Find each line of the entries with the string "favorite", please, and copy it.

────────────────────────────────────────

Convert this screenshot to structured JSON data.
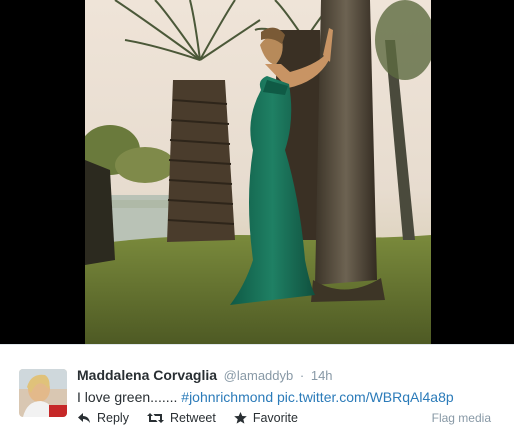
{
  "tweet": {
    "fullname": "Maddalena Corvaglia",
    "username": "@lamaddyb",
    "separator": "·",
    "time": "14h",
    "text": "I love green.......",
    "hashtag": "#johnrichmond",
    "media_link": "pic.twitter.com/WBRqAl4a8p"
  },
  "actions": {
    "reply": "Reply",
    "retweet": "Retweet",
    "favorite": "Favorite",
    "flag_media": "Flag media"
  },
  "icons": {
    "reply": "reply-arrow-icon",
    "retweet": "retweet-icon",
    "favorite": "star-icon"
  },
  "colors": {
    "name": "#292f33",
    "meta": "#8899a6",
    "link": "#2b7bb9",
    "media_bg": "#000000"
  }
}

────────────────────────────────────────

Problem solution >>
    "favorite": "Favorite",
    "favorite": "star-icon"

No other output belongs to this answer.